PROMPT:
Look through the lines below and extract each one that contains "before".

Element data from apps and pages
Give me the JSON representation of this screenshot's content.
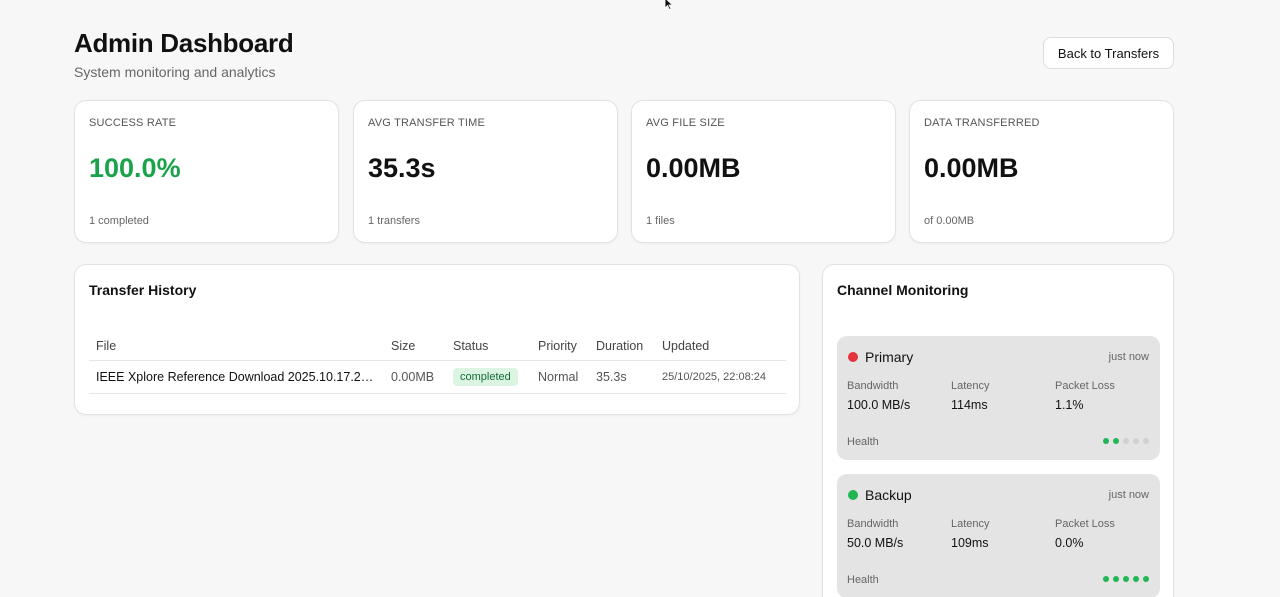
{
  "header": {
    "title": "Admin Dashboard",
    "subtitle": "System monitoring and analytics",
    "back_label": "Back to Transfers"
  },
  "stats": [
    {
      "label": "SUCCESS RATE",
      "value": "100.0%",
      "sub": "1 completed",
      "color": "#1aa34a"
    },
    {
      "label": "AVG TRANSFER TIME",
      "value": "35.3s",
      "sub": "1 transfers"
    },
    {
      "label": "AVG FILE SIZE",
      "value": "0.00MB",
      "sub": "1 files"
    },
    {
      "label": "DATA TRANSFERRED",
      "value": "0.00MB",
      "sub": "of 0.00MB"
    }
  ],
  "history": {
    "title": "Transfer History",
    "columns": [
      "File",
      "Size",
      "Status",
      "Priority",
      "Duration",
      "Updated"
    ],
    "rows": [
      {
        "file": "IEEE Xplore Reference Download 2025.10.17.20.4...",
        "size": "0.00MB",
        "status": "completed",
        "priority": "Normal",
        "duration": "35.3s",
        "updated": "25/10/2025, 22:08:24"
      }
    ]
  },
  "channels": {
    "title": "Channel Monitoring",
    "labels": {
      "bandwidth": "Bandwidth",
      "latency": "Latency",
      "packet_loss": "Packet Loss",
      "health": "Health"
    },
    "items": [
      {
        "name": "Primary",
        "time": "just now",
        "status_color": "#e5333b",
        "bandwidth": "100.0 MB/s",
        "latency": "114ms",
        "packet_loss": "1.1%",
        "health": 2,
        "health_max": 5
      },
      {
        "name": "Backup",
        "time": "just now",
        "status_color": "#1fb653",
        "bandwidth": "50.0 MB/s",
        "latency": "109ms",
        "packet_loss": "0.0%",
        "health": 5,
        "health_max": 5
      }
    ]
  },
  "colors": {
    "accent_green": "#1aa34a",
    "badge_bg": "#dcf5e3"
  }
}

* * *

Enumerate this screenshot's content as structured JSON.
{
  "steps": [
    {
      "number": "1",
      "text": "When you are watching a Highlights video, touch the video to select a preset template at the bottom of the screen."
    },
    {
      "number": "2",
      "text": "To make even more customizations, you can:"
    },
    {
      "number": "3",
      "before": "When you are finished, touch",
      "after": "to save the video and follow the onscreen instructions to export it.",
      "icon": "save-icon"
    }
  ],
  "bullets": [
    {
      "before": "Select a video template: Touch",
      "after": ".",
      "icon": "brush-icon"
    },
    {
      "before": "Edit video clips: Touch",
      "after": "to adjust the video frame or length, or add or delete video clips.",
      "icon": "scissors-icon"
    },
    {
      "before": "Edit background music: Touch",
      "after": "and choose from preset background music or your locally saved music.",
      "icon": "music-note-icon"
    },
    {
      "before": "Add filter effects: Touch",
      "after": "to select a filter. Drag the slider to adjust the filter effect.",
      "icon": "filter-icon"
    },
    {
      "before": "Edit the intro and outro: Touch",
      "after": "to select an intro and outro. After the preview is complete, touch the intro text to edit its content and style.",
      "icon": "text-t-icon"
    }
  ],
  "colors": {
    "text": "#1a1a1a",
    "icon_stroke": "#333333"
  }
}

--

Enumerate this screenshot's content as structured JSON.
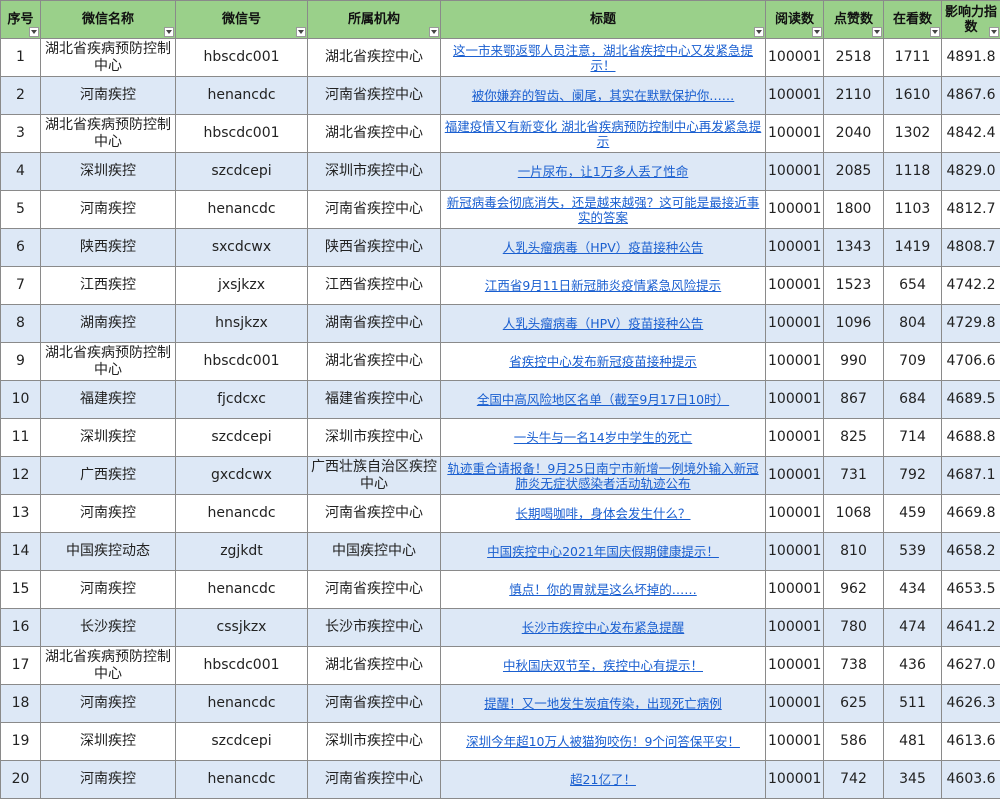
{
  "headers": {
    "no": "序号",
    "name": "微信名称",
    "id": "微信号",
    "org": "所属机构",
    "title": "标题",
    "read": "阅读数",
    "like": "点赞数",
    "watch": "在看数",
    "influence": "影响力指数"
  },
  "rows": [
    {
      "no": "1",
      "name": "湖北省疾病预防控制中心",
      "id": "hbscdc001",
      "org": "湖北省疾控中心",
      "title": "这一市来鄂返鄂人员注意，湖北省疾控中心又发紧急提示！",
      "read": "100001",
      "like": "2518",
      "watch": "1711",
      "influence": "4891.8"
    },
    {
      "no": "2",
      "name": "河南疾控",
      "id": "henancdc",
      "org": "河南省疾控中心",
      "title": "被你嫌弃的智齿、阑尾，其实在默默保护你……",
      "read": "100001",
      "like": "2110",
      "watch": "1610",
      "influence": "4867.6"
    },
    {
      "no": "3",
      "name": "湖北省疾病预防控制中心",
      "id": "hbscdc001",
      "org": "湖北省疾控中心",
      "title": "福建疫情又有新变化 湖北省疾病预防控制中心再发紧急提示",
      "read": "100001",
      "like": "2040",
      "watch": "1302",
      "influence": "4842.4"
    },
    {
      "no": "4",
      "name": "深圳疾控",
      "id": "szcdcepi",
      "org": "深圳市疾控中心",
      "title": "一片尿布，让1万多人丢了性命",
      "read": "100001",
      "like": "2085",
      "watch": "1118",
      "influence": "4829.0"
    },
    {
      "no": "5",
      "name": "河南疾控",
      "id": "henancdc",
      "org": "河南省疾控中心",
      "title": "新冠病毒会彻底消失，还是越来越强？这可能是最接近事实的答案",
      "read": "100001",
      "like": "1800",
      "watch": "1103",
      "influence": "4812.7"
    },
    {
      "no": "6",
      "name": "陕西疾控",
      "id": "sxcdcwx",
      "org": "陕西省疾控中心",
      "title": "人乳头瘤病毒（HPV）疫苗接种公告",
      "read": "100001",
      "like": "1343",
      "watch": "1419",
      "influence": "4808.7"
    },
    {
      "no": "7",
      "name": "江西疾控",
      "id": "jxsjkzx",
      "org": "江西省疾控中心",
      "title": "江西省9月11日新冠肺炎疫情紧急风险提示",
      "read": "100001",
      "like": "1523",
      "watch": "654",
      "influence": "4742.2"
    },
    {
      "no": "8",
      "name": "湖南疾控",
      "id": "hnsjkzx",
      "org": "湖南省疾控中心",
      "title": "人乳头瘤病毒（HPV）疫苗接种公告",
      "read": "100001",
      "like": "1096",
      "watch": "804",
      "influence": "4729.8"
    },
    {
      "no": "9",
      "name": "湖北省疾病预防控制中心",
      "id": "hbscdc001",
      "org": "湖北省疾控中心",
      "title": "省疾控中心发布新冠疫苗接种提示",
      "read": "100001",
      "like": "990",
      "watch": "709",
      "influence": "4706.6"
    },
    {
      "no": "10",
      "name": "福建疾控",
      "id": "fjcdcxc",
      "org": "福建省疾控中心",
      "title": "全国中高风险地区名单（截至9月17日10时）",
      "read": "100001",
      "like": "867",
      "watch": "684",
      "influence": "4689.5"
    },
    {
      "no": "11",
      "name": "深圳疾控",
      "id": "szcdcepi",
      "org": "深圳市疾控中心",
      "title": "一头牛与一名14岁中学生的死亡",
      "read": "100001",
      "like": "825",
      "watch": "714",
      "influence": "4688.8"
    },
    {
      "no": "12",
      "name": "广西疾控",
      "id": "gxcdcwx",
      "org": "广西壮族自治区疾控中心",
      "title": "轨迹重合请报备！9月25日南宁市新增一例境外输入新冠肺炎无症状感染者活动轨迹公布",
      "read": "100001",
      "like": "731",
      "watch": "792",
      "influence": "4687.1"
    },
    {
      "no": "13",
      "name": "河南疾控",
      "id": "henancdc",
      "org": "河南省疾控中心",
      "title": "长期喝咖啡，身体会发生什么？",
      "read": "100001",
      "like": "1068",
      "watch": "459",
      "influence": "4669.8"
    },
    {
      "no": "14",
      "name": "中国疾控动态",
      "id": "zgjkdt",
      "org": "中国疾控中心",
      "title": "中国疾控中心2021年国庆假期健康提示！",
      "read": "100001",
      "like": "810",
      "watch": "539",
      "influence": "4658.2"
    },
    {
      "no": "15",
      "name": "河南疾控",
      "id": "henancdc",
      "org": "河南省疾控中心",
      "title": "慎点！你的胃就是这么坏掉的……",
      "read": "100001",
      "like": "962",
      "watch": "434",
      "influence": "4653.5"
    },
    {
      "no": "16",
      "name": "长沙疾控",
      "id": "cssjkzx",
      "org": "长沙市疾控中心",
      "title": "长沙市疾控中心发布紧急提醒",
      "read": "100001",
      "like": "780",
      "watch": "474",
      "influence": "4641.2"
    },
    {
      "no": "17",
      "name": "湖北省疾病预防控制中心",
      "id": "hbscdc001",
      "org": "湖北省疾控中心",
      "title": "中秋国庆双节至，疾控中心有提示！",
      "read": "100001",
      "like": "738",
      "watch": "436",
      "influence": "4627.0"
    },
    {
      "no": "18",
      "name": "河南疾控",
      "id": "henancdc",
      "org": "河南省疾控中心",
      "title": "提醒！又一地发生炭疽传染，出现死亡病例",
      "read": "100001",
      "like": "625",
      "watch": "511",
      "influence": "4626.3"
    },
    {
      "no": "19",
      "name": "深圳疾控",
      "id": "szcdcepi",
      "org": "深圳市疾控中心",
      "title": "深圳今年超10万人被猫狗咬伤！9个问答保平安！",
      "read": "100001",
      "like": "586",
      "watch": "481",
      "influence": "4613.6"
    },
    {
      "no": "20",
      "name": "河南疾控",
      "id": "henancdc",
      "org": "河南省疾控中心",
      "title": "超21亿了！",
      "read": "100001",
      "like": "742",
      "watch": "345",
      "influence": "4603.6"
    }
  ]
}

OUTPUT BELOW:
      "before": "When you are finished, touch",
      "before": "Select a video template: Touch",
      "before": "Edit video clips: Touch",
      "before": "Edit background music: Touch",
      "before": "Add filter effects: Touch",
      "before": "Edit the intro and outro: Touch",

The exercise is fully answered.